Nick Lidstrom and Kris Draper missed tying the Stanley Cup Finals record for fastest pair of goals by only one second?. Steve Yzerman‘s assist on Nick Lidstrom’s goal gives him a five game point streak…. The high temperature today in Raleigh, NC was 95 degrees Fahrenheit, with high humidity. Pity the ESA’s rink manager.

Surprise?

In the Stanley Cup Finals, nothing is guaranteed. Certainly the Red Wings were not guaranteed a sweep, although many fans and members of the media would have had it so. Certainly the Carolina Hurricanes did not become Eastern Conference Champions solely by luck and injuries to other teams. They proved so tonight in a close, even game finally won in overtime by the Hurricanes, 3-2.

The game started at a strong pace. Carolina showed their good defensive trapping ability, making Detroit work hard to get the puck towards the net. They also were able to take the play into Detroit’s zone and create a few scoring chances near Dominik Hasek‘s net.

The Red Wings were able to open the scoring on a power play near the end of the first period. Glen Wesley had taken an interference call and been sent to the box. Steve Yzerman held a Carolina clearing attempt in at the blue line and fired the puck towards the net. The rebound bounced free of Carolina goalie Arturs Irbe at the same time as Tomas Holmstrom was being shoved on top of Irbe by Aaron Ward. Sergei Fedorov was able to skate out from behind the net and flip the puck over the tangle of bodies in front.

Detroit had penalty trouble of their own early in the second period: over a minute and a half of five-on-three penalty time as a result of overlapping calls to Igor Larionov and Kris Draper. In spite of strong play by Yzerman, Nick Lidstrom, and Chris Chelios, Sean Hill was able to put the puck past Hasek. Hill’s wrist shot from the left wing side deflected off the stick of Yzerman and into Hasek’s net.
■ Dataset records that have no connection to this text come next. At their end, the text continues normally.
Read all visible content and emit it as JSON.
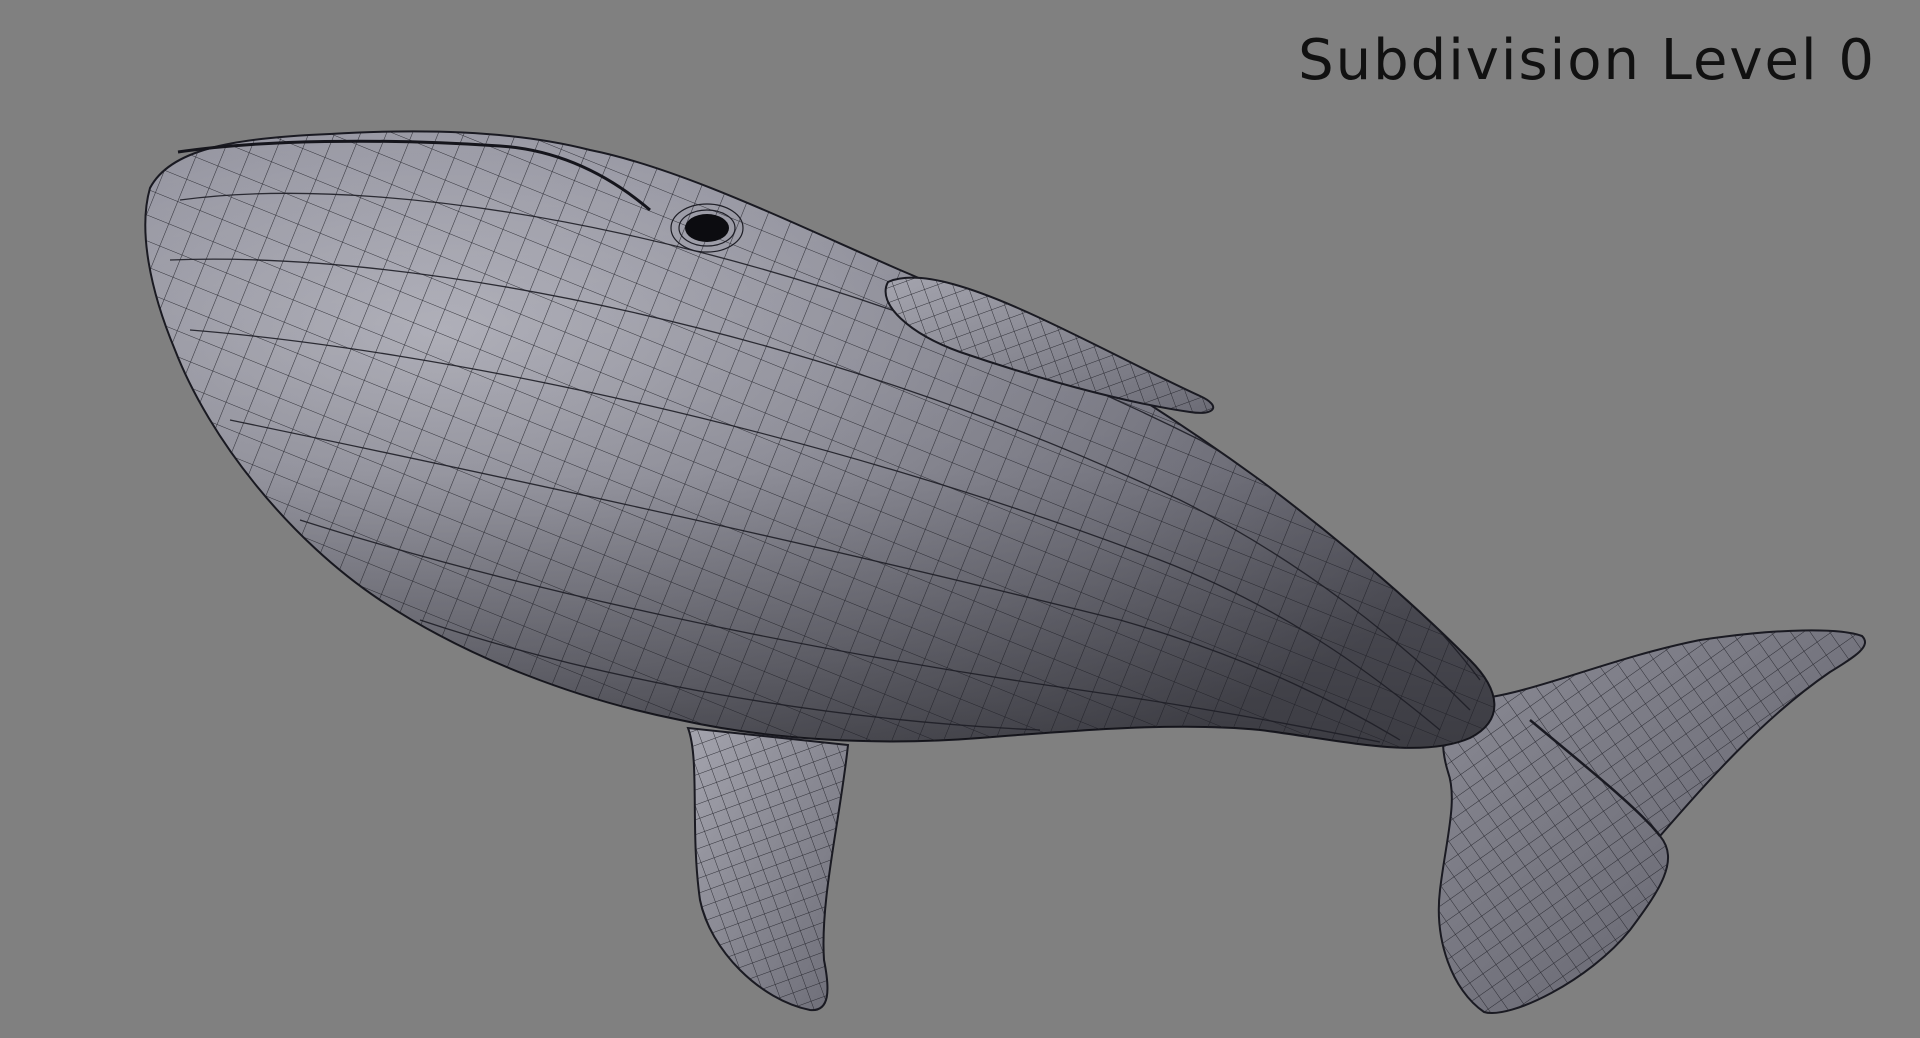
{
  "viewport": {
    "label": "Subdivision Level 0",
    "background_color": "#808080"
  },
  "model": {
    "name": "whale",
    "shading": "wireframe-on-shaded",
    "surface_color": "#8e8e98",
    "wire_color": "#1e1e26",
    "parts": [
      "body",
      "head",
      "eye",
      "dorsal-fin",
      "pectoral-fin",
      "tail-fluke"
    ]
  }
}
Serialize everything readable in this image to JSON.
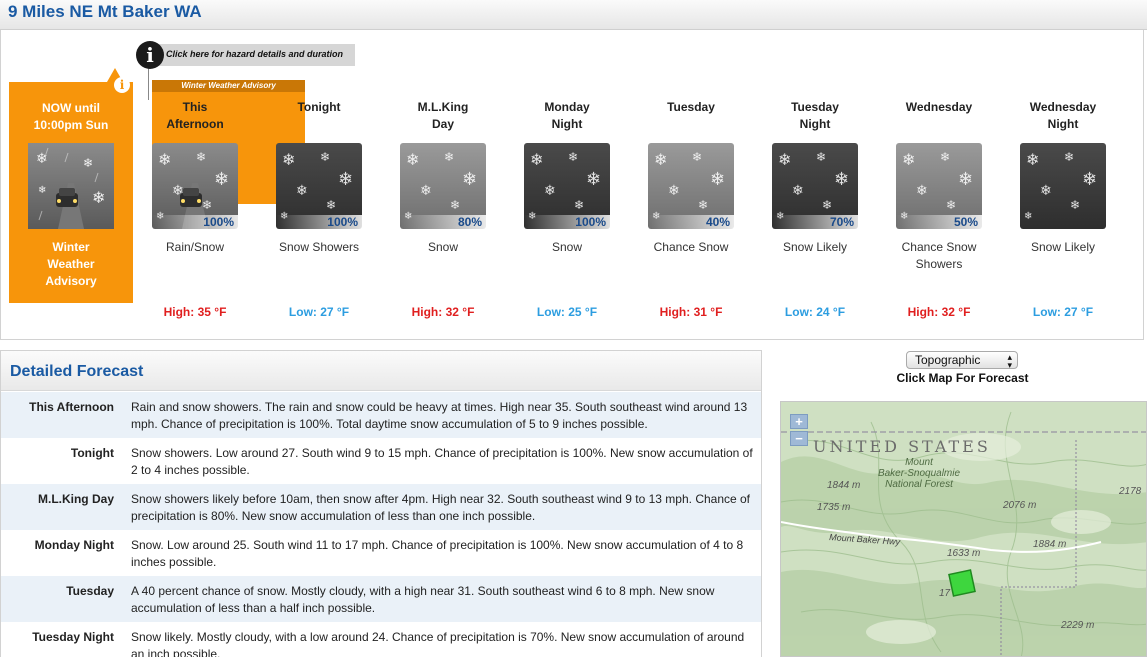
{
  "location_title": "9 Miles NE Mt Baker WA",
  "hazard_tip": "Click here for hazard details and duration",
  "now": {
    "title_line1": "NOW until",
    "title_line2": "10:00pm Sun",
    "label_line1": "Winter",
    "label_line2": "Weather",
    "label_line3": "Advisory"
  },
  "advisory_banner": "Winter Weather Advisory",
  "periods": [
    {
      "name1": "This",
      "name2": "Afternoon",
      "pop": "100%",
      "desc1": "Rain/Snow",
      "desc2": "",
      "temp": "High: 35 °F",
      "kind": "high"
    },
    {
      "name1": "Tonight",
      "name2": "",
      "pop": "100%",
      "desc1": "Snow Showers",
      "desc2": "",
      "temp": "Low: 27 °F",
      "kind": "low"
    },
    {
      "name1": "M.L.King",
      "name2": "Day",
      "pop": "80%",
      "desc1": "Snow",
      "desc2": "",
      "temp": "High: 32 °F",
      "kind": "high"
    },
    {
      "name1": "Monday",
      "name2": "Night",
      "pop": "100%",
      "desc1": "Snow",
      "desc2": "",
      "temp": "Low: 25 °F",
      "kind": "low"
    },
    {
      "name1": "Tuesday",
      "name2": "",
      "pop": "40%",
      "desc1": "Chance Snow",
      "desc2": "",
      "temp": "High: 31 °F",
      "kind": "high"
    },
    {
      "name1": "Tuesday",
      "name2": "Night",
      "pop": "70%",
      "desc1": "Snow Likely",
      "desc2": "",
      "temp": "Low: 24 °F",
      "kind": "low"
    },
    {
      "name1": "Wednesday",
      "name2": "",
      "pop": "50%",
      "desc1": "Chance Snow",
      "desc2": "Showers",
      "temp": "High: 32 °F",
      "kind": "high"
    },
    {
      "name1": "Wednesday",
      "name2": "Night",
      "pop": "",
      "desc1": "Snow Likely",
      "desc2": "",
      "temp": "Low: 27 °F",
      "kind": "low"
    }
  ],
  "detailed": {
    "heading": "Detailed Forecast",
    "rows": [
      {
        "label": "This Afternoon",
        "text": "Rain and snow showers. The rain and snow could be heavy at times. High near 35. South southeast wind around 13 mph. Chance of precipitation is 100%. Total daytime snow accumulation of 5 to 9 inches possible."
      },
      {
        "label": "Tonight",
        "text": "Snow showers. Low around 27. South wind 9 to 15 mph. Chance of precipitation is 100%. New snow accumulation of 2 to 4 inches possible."
      },
      {
        "label": "M.L.King Day",
        "text": "Snow showers likely before 10am, then snow after 4pm. High near 32. South southeast wind 9 to 13 mph. Chance of precipitation is 80%. New snow accumulation of less than one inch possible."
      },
      {
        "label": "Monday Night",
        "text": "Snow. Low around 25. South wind 11 to 17 mph. Chance of precipitation is 100%. New snow accumulation of 4 to 8 inches possible."
      },
      {
        "label": "Tuesday",
        "text": "A 40 percent chance of snow. Mostly cloudy, with a high near 31. South southeast wind 6 to 8 mph. New snow accumulation of less than a half inch possible."
      },
      {
        "label": "Tuesday Night",
        "text": "Snow likely. Mostly cloudy, with a low around 24. Chance of precipitation is 70%. New snow accumulation of around an inch possible."
      }
    ]
  },
  "map": {
    "layer_select": "Topographic",
    "caption": "Click Map For Forecast",
    "zoom_in": "+",
    "zoom_out": "−",
    "country_label": "UNITED STATES",
    "forest_line1": "Mount",
    "forest_line2": "Baker-Snoqualmie",
    "forest_line3": "National Forest",
    "road_label": "Mount Baker Hwy",
    "elevations": [
      "1844 m",
      "1735 m",
      "2076 m",
      "2178",
      "1884 m",
      "1633 m",
      "17",
      "2229 m"
    ]
  },
  "colors": {
    "advisory_orange": "#f7950b",
    "high_red": "#e01f1f",
    "low_blue": "#2c9de0",
    "title_blue": "#1a5aa3"
  }
}
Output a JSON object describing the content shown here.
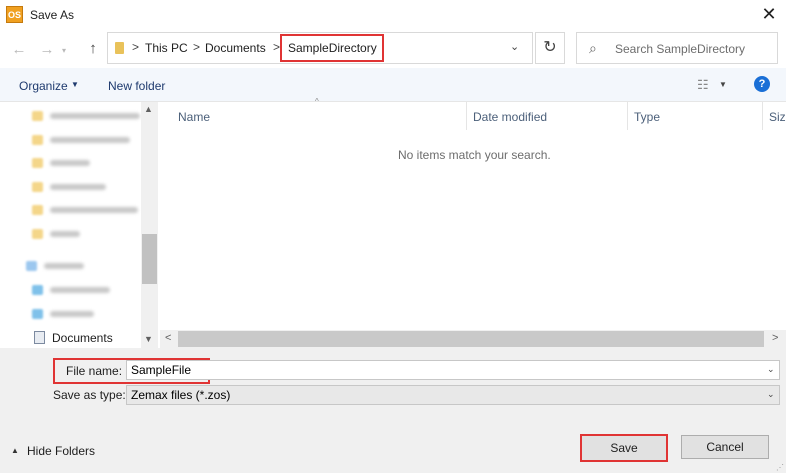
{
  "window": {
    "title": "Save As",
    "app_icon_text": "OS",
    "close_glyph": "✕"
  },
  "nav": {
    "back_icon": "back-arrow-icon",
    "forward_icon": "forward-arrow-icon",
    "up_icon": "up-arrow-icon"
  },
  "address": {
    "crumbs": [
      "This PC",
      "Documents",
      "SampleDirectory"
    ],
    "separator": ">",
    "active_crumb": "SampleDirectory"
  },
  "search": {
    "placeholder": "Search SampleDirectory"
  },
  "toolbar": {
    "organize_label": "Organize",
    "new_folder_label": "New folder"
  },
  "navpane": {
    "visible_item_label": "Documents"
  },
  "content": {
    "columns": [
      "Name",
      "Date modified",
      "Type",
      "Siz"
    ],
    "empty_message": "No items match your search."
  },
  "form": {
    "file_name_label": "File name:",
    "file_name_value": "SampleFile",
    "save_type_label": "Save as type:",
    "save_type_value": "Zemax files (*.zos)"
  },
  "footer": {
    "hide_folders_label": "Hide Folders",
    "save_label": "Save",
    "cancel_label": "Cancel"
  },
  "colors": {
    "highlight": "#e03434",
    "accent": "#1a6fd6",
    "toolbar_bg": "#f3f7fc",
    "panel_bg": "#f0f0f0"
  }
}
The Grind Line regained the lead for the Red Wings with 9:21 left in the second. Darren McCarty passed the puck from the right corner out to Kirk Maltby at the top of the right faceoff circle, and Maltby sent off a fast wrist shot past two Hurricane defenders and over Irbe’s right shoulder for the goal.

Unfortunately for Detroit, the Hurricanes tied the game back up with under a minute left in the period. A sloppy Detroit line change and a sharp pass by Ward gave Jeff O’Neill a breakaway chance. Hasek did get some of the shot, but the puck managed to roll underneath him and into the net.

Both teams played hard in the third period, especially near the end when overtime was looming, but neither team was able to score, and the game went to the extra period. Less than a minute in, O’Neill made the Red Wings hurt again. He stopped Freddy Olausson‘s shot around the boards back behind the net and sent it out front, where Hurricanes captain Ron Francis was in position to tap it in for the win.

Shots on net were almost even?the Hurricanes had a slight edge, twenty-six to twenty-five. Game Two of the Stanley Cup Finals will be Thursday night at Joe Louis Arena.


This is Carolina’s first win at the Joe since moving to Carolina from Hartford in 1997?. No European goaltender has ever yet won the Stanley Cup. This year, with Czech Dominik Hasek and Latvian Arturs Irbe in the nets, it’s guaranteed. And that is the only guarantee you will get in this Stanley Cup Final.